This photo, taken on June 20, 2013, shows the new office of the Afghan Taliban in Doha.
A senior Afghan official says the opening of Talibanâ„¢s political office in Doha was a plot orchestrated by the United Sates and Pakistan to break up Afghanistan.
“The opening of the Qatar office, the way it happened was a plot and Afghanistan foiled that plot and this plot was aimed at splitting or breaking up Afghanistan,” Karim Khorram, who is President Hamid Karzai’s chief of staff, said on Thursday.
Khorram accused the US of trying to introduce Taliban as a legitimate representative of the whole Pashtun community. The majority of the Taliban are made up of Pashtun tribesmen.
The ‘good’ and Ëœfriendly Taliban’ have warned the Afghan government of the plot against the country, Khorram added.
The remarks from Karzaiâ„¢s top aide cast a spotlight on the depth of distrust between Kabul and Washington. The relations between Kabul and Islamabad are also traditionally mired in distrust. Afghanistan and Pakistan blame each other for the Taliban violence plaguing both countries.
The Islamabad government facilitated the ongoing controversial peace talks between the Taliban militants and the United States in Qatar.
Pakistani negotiators have been persuading the Taliban leadership in recent weeks to embark on peace talks with the Americans and the Afghan government.
Washington and London have supported peace talks with the Taliban after US-led forces lost ground against the militants in recent months across Afghanistan.
Senior Pakistani officials have welcomed the dialogue between Taliban and the United States in Doha, but the Afghan government has expressed serious concerns about the ongoing US-led peace process with Taliban in Qatar.
Senior Afghan officials say the move contradicts the US security guarantees, noting that the Taliban militants will be able to use their Doha office to raise funds for their campaign in Afghanistan.
The Kabul government has suspended strategic talks with Washington to discuss the nature of US presence after foreign troops withdraw in 2014.
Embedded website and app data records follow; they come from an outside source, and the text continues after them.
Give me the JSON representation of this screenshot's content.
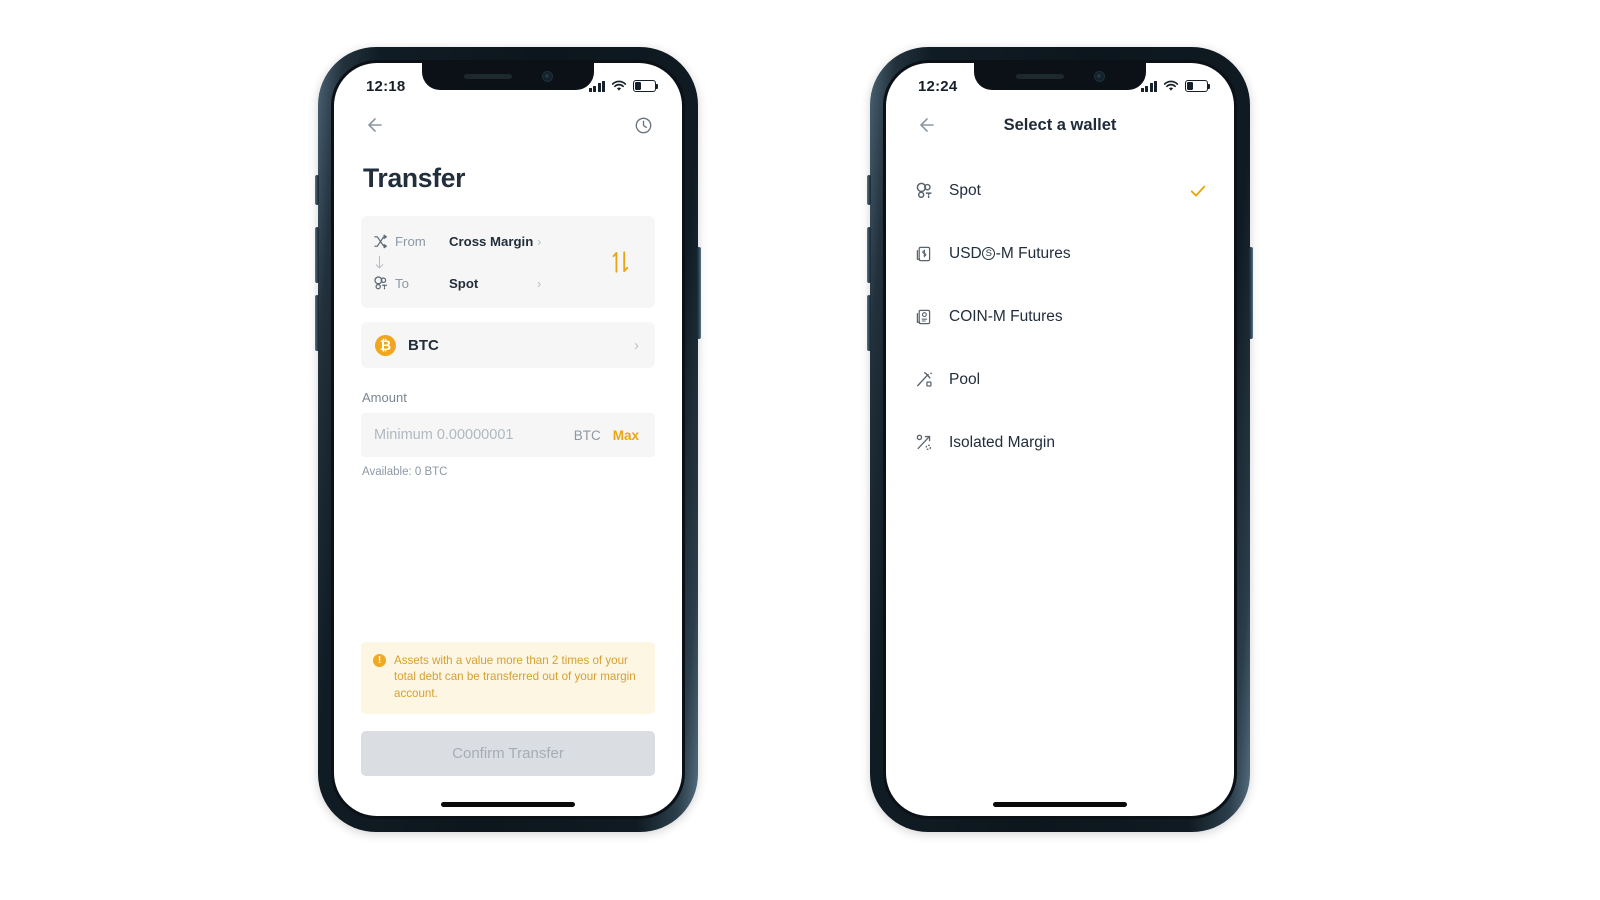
{
  "theme": {
    "accent": "#eaa512",
    "btc_orange": "#f0a71a",
    "text_dark": "#222e3c",
    "text_muted": "#8c98a4",
    "panel_bg": "#f6f6f7",
    "warn_bg": "#fdf6e3",
    "warn_text": "#d6a02f",
    "disabled_btn_bg": "#dadde1",
    "disabled_btn_text": "#a7adb5"
  },
  "phone_left": {
    "status": {
      "time": "12:18",
      "signal": "signal-bars",
      "wifi": "wifi",
      "battery": "battery-low"
    },
    "nav": {
      "back": "back-arrow",
      "history": "history-clock"
    },
    "page_title": "Transfer",
    "transfer": {
      "from_label": "From",
      "from_value": "Cross Margin",
      "to_label": "To",
      "to_value": "Spot",
      "swap_icon": "swap-vertical-arrows"
    },
    "coin": {
      "symbol": "₿",
      "name": "BTC"
    },
    "amount": {
      "label": "Amount",
      "value": "",
      "placeholder": "Minimum 0.00000001",
      "unit": "BTC",
      "max_label": "Max",
      "available": "Available: 0 BTC"
    },
    "warning": {
      "icon": "!",
      "text": "Assets with a value more than 2 times of your total debt can be transferred out of your margin account."
    },
    "confirm_label": "Confirm Transfer"
  },
  "phone_right": {
    "status": {
      "time": "12:24",
      "signal": "signal-bars",
      "wifi": "wifi",
      "battery": "battery-low"
    },
    "nav": {
      "back": "back-arrow",
      "title": "Select a wallet"
    },
    "wallets": [
      {
        "label": "Spot",
        "icon": "spot-circles-icon",
        "selected": true
      },
      {
        "label_pre": "USD",
        "label_circled": "S",
        "label_post": "-M Futures",
        "icon": "usd-futures-icon",
        "selected": false
      },
      {
        "label": "COIN-M Futures",
        "icon": "coin-futures-icon",
        "selected": false
      },
      {
        "label": "Pool",
        "icon": "pool-pickaxe-icon",
        "selected": false
      },
      {
        "label": "Isolated Margin",
        "icon": "isolated-margin-icon",
        "selected": false
      }
    ]
  }
}
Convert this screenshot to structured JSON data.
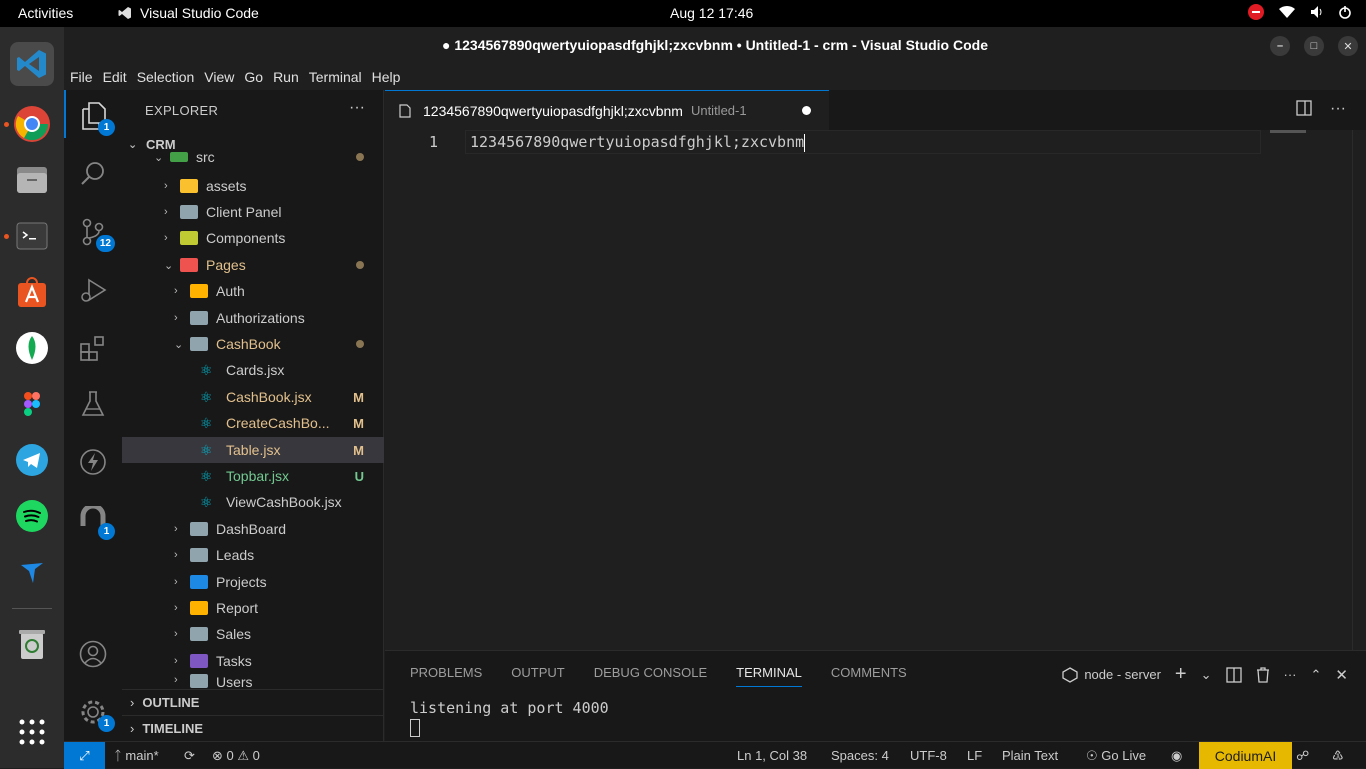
{
  "system": {
    "activities": "Activities",
    "app_name": "Visual Studio Code",
    "clock": "Aug 12  17:46"
  },
  "window": {
    "title": "● 1234567890qwertyuiopasdfghjkl;zxcvbnm • Untitled-1 - crm - Visual Studio Code"
  },
  "menu": [
    "File",
    "Edit",
    "Selection",
    "View",
    "Go",
    "Run",
    "Terminal",
    "Help"
  ],
  "activitybar": {
    "explorer_badge": "1",
    "scm_badge": "12",
    "remote_badge": "1",
    "settings_badge": "1"
  },
  "explorer": {
    "header": "EXPLORER",
    "root": "CRM",
    "items": [
      {
        "label": "src",
        "chevron": "⌄",
        "color": "#cccccc",
        "status": ""
      },
      {
        "label": "assets",
        "chevron": "›",
        "color": "#cccccc",
        "status": ""
      },
      {
        "label": "Client Panel",
        "chevron": "›",
        "color": "#cccccc",
        "status": ""
      },
      {
        "label": "Components",
        "chevron": "›",
        "color": "#cccccc",
        "status": ""
      },
      {
        "label": "Pages",
        "chevron": "⌄",
        "color": "#cca700",
        "status": ""
      },
      {
        "label": "Auth",
        "chevron": "›",
        "color": "#cccccc",
        "status": ""
      },
      {
        "label": "Authorizations",
        "chevron": "›",
        "color": "#cccccc",
        "status": ""
      },
      {
        "label": "CashBook",
        "chevron": "⌄",
        "color": "#cca700",
        "status": ""
      },
      {
        "label": "Cards.jsx",
        "chevron": "",
        "color": "#cccccc",
        "status": ""
      },
      {
        "label": "CashBook.jsx",
        "chevron": "",
        "color": "#e2c08d",
        "status": "M"
      },
      {
        "label": "CreateCashBo...",
        "chevron": "",
        "color": "#e2c08d",
        "status": "M"
      },
      {
        "label": "Table.jsx",
        "chevron": "",
        "color": "#e2c08d",
        "status": "M"
      },
      {
        "label": "Topbar.jsx",
        "chevron": "",
        "color": "#73c991",
        "status": "U"
      },
      {
        "label": "ViewCashBook.jsx",
        "chevron": "",
        "color": "#cccccc",
        "status": ""
      },
      {
        "label": "DashBoard",
        "chevron": "›",
        "color": "#cccccc",
        "status": ""
      },
      {
        "label": "Leads",
        "chevron": "›",
        "color": "#cccccc",
        "status": ""
      },
      {
        "label": "Projects",
        "chevron": "›",
        "color": "#cccccc",
        "status": ""
      },
      {
        "label": "Report",
        "chevron": "›",
        "color": "#cccccc",
        "status": ""
      },
      {
        "label": "Sales",
        "chevron": "›",
        "color": "#cccccc",
        "status": ""
      },
      {
        "label": "Tasks",
        "chevron": "›",
        "color": "#cccccc",
        "status": ""
      },
      {
        "label": "Users",
        "chevron": "›",
        "color": "#cccccc",
        "status": ""
      }
    ],
    "outline": "OUTLINE",
    "timeline": "TIMELINE"
  },
  "editor": {
    "tab_label": "1234567890qwertyuiopasdfghjkl;zxcvbnm",
    "tab_sub": "Untitled-1",
    "line_number": "1",
    "line_text": "1234567890qwertyuiopasdfghjkl;zxcvbnm"
  },
  "panel": {
    "tabs": [
      "PROBLEMS",
      "OUTPUT",
      "DEBUG CONSOLE",
      "TERMINAL",
      "COMMENTS"
    ],
    "active_tab": "TERMINAL",
    "terminal_name": "node - server",
    "terminal_output": "listening at port 4000"
  },
  "status": {
    "branch": "main*",
    "errors": "0",
    "warnings": "0",
    "position": "Ln 1, Col 38",
    "spaces": "Spaces: 4",
    "encoding": "UTF-8",
    "eol": "LF",
    "language": "Plain Text",
    "golive": "Go Live",
    "codium": "CodiumAI"
  }
}
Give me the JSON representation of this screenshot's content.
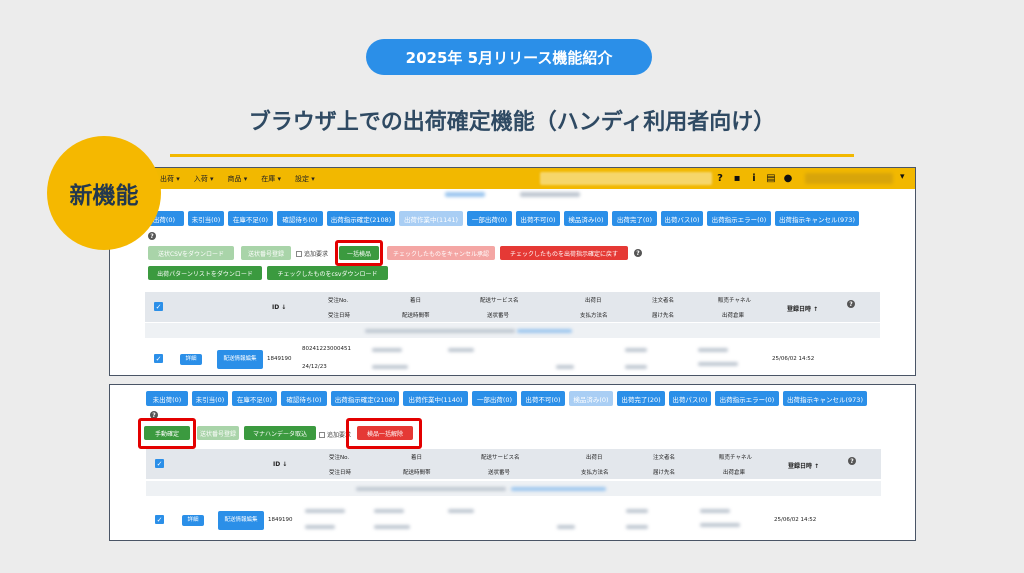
{
  "header": {
    "pill": "2025年 5月リリース機能紹介",
    "title": "ブラウザ上での出荷確定機能（ハンディ利用者向け）",
    "badge": "新機能"
  },
  "colors": {
    "accent": "#2b8fe8",
    "badge": "#f5b800",
    "topbar": "#f2b800",
    "highlight": "#e30000",
    "success": "#3b9a3f",
    "danger": "#e53935"
  },
  "app": {
    "nav": [
      "出荷 ▾",
      "入荷 ▾",
      "商品 ▾",
      "在庫 ▾",
      "設定 ▾"
    ],
    "icons": [
      "help-icon",
      "briefcase-icon",
      "info-icon",
      "report-icon",
      "user-icon"
    ],
    "icon_glyphs": [
      "?",
      "▪",
      "i",
      "▤",
      "●"
    ],
    "caret": "▾"
  },
  "shot1": {
    "tabs": [
      "出荷(0)",
      "未引当(0)",
      "在庫不足(0)",
      "確認待ち(0)",
      "出荷指示確定(2108)",
      "出荷作業中(1141)",
      "一部出荷(0)",
      "出荷不可(0)",
      "検品済み(0)",
      "出荷完了(0)",
      "出荷バス(0)",
      "出荷指示エラー(0)",
      "出荷指示キャンセル(973)"
    ],
    "btn_csv": "送状CSVをダウンロード",
    "btn_register": "送状番号登録",
    "chk_label": "追加要求",
    "btn_bulk": "一括検品",
    "btn_cancel": "チェックしたものをキャンセル承認",
    "btn_return": "チェックしたものを出荷指示確定に戻す",
    "btn_pattern": "出荷パターンリストをダウンロード",
    "btn_checked_csv": "チェックしたものをcsvダウンロード"
  },
  "shot2": {
    "tabs": [
      "未出荷(0)",
      "未引当(0)",
      "在庫不足(0)",
      "確認待ち(0)",
      "出荷指示確定(2108)",
      "出荷作業中(1140)",
      "一部出荷(0)",
      "出荷不可(0)",
      "検品済み(0)",
      "出荷完了(20)",
      "出荷パス(0)",
      "出荷指示エラー(0)",
      "出荷指示キャンセル(973)"
    ],
    "btn_manual": "手動確定",
    "btn_register": "送状番号登録",
    "btn_handy": "マナハンデータ取込",
    "chk_label": "追加要求",
    "btn_release": "検品一括解除"
  },
  "table": {
    "id": "ID ↓",
    "order_no": "受注No.",
    "order_date": "受注日時",
    "arrival": "着日",
    "delivery_time": "配送時間帯",
    "service": "配送サービス名",
    "tracking": "送状番号",
    "ship_date": "出荷日",
    "payment": "支払方法名",
    "orderer": "注文者名",
    "recipient": "届け先名",
    "channel": "販売チャネル",
    "warehouse": "出荷倉庫",
    "registered": "登録日時 ↑",
    "help": "?"
  },
  "row": {
    "detail": "詳細",
    "delivery_edit": "配送情報編集",
    "id": "1849190",
    "order_no": "80241223000451",
    "order_date": "24/12/23",
    "registered": "25/06/02 14:52"
  }
}
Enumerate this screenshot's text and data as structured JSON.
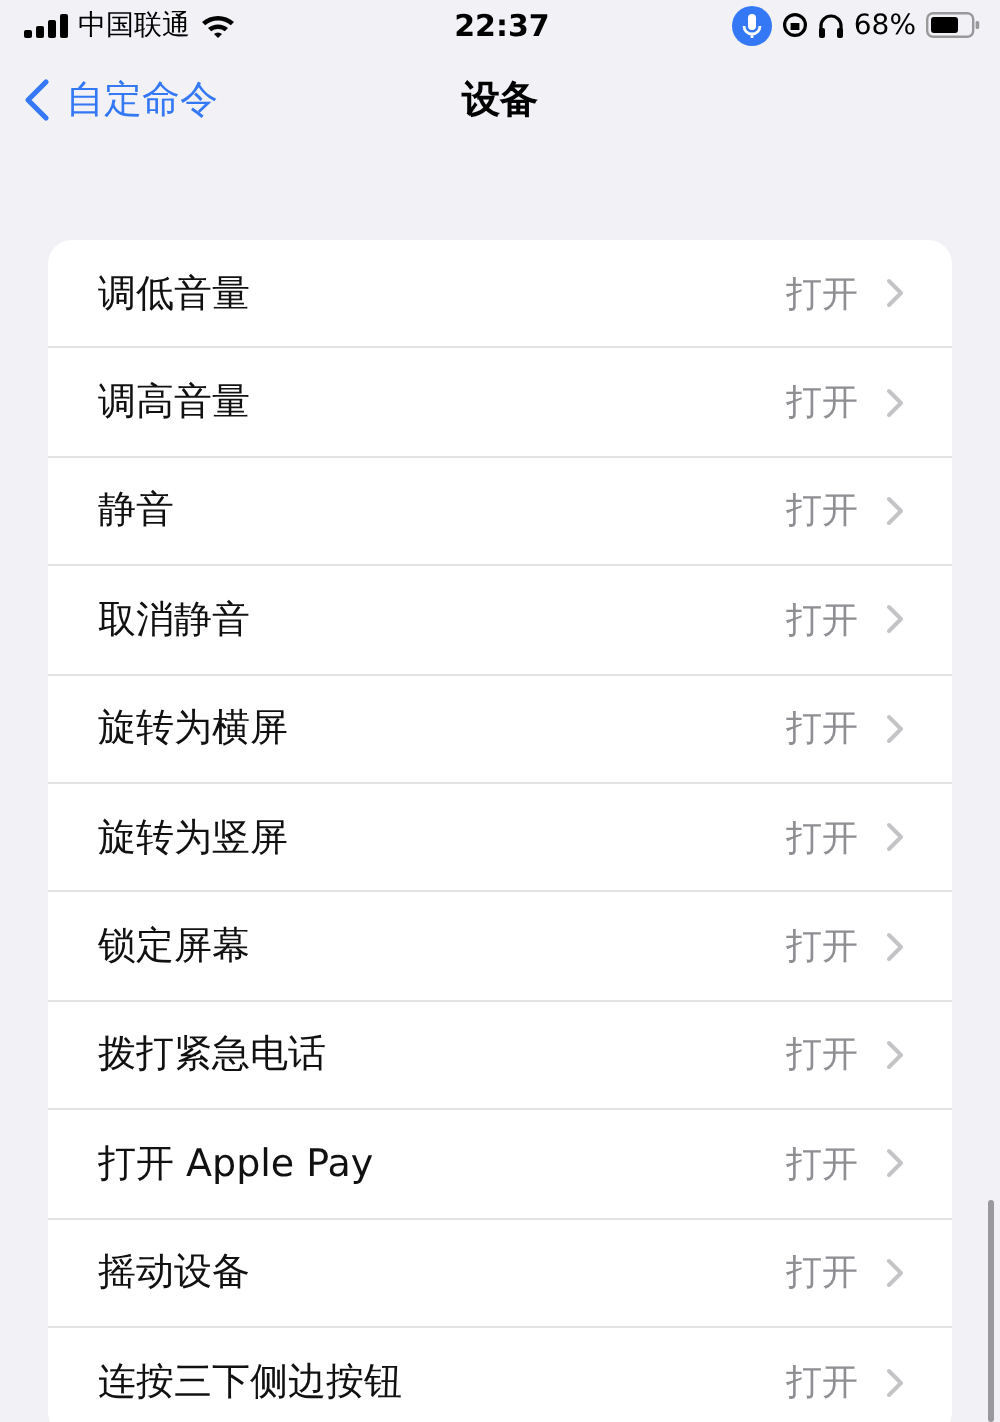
{
  "status_bar": {
    "carrier": "中国联通",
    "time": "22:37",
    "battery": "68%"
  },
  "nav": {
    "back": "自定命令",
    "title": "设备"
  },
  "rows": [
    {
      "label": "调低音量",
      "value": "打开"
    },
    {
      "label": "调高音量",
      "value": "打开"
    },
    {
      "label": "静音",
      "value": "打开"
    },
    {
      "label": "取消静音",
      "value": "打开"
    },
    {
      "label": "旋转为横屏",
      "value": "打开"
    },
    {
      "label": "旋转为竖屏",
      "value": "打开"
    },
    {
      "label": "锁定屏幕",
      "value": "打开"
    },
    {
      "label": "拨打紧急电话",
      "value": "打开"
    },
    {
      "label": "打开 Apple Pay",
      "value": "打开"
    },
    {
      "label": "摇动设备",
      "value": "打开"
    },
    {
      "label": "连按三下侧边按钮",
      "value": "打开"
    }
  ]
}
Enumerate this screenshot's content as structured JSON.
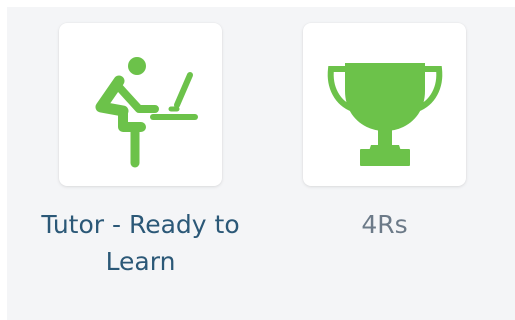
{
  "tiles": [
    {
      "label": "Tutor - Ready to Learn",
      "icon": "student-at-desk-icon",
      "icon_color": "#6cc24a"
    },
    {
      "label": "4Rs",
      "icon": "trophy-icon",
      "icon_color": "#6cc24a"
    }
  ]
}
The United States and its allies invaded Afghanistan in 2001 as part of Washingtonâ„¢s so-called war on terror. The offensive removed the Taliban from power, but after more than 11 years, insecurity remains across the country.
Republished with permission from: Press TV